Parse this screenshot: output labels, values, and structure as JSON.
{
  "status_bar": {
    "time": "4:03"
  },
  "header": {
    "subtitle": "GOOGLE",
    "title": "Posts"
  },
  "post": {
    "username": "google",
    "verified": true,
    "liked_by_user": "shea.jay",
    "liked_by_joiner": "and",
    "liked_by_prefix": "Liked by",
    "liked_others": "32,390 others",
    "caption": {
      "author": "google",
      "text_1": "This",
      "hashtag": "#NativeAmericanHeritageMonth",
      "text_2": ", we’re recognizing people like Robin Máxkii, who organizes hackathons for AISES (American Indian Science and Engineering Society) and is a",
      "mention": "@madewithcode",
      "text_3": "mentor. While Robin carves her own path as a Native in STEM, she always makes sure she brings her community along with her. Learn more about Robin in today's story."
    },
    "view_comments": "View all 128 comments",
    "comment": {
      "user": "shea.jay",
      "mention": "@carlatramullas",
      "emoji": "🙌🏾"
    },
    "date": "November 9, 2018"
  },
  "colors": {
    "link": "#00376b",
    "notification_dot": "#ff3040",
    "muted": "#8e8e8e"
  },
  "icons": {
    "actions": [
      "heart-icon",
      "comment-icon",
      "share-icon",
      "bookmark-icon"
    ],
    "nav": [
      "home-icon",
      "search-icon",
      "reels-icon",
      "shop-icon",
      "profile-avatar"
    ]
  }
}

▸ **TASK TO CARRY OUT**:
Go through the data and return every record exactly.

▸ **EXERCISE SOLUTION**:
Parse this screenshot: output labels, values, and structure as JSON.
{
  "status_bar": {
    "time": "4:03"
  },
  "header": {
    "subtitle": "GOOGLE",
    "title": "Posts"
  },
  "post": {
    "username": "google",
    "verified": true,
    "liked_by_user": "shea.jay",
    "liked_by_joiner": "and",
    "liked_by_prefix": "Liked by",
    "liked_others": "32,390 others",
    "caption": {
      "author": "google",
      "text_1": "This",
      "hashtag": "#NativeAmericanHeritageMonth",
      "text_2": ", we’re recognizing people like Robin Máxkii, who organizes hackathons for AISES (American Indian Science and Engineering Society) and is a",
      "mention": "@madewithcode",
      "text_3": "mentor. While Robin carves her own path as a Native in STEM, she always makes sure she brings her community along with her. Learn more about Robin in today's story."
    },
    "view_comments": "View all 128 comments",
    "comment": {
      "user": "shea.jay",
      "mention": "@carlatramullas",
      "emoji": "🙌🏾"
    },
    "date": "November 9, 2018"
  },
  "colors": {
    "link": "#00376b",
    "notification_dot": "#ff3040",
    "muted": "#8e8e8e"
  },
  "icons": {
    "actions": [
      "heart-icon",
      "comment-icon",
      "share-icon",
      "bookmark-icon"
    ],
    "nav": [
      "home-icon",
      "search-icon",
      "reels-icon",
      "shop-icon",
      "profile-avatar"
    ]
  }
}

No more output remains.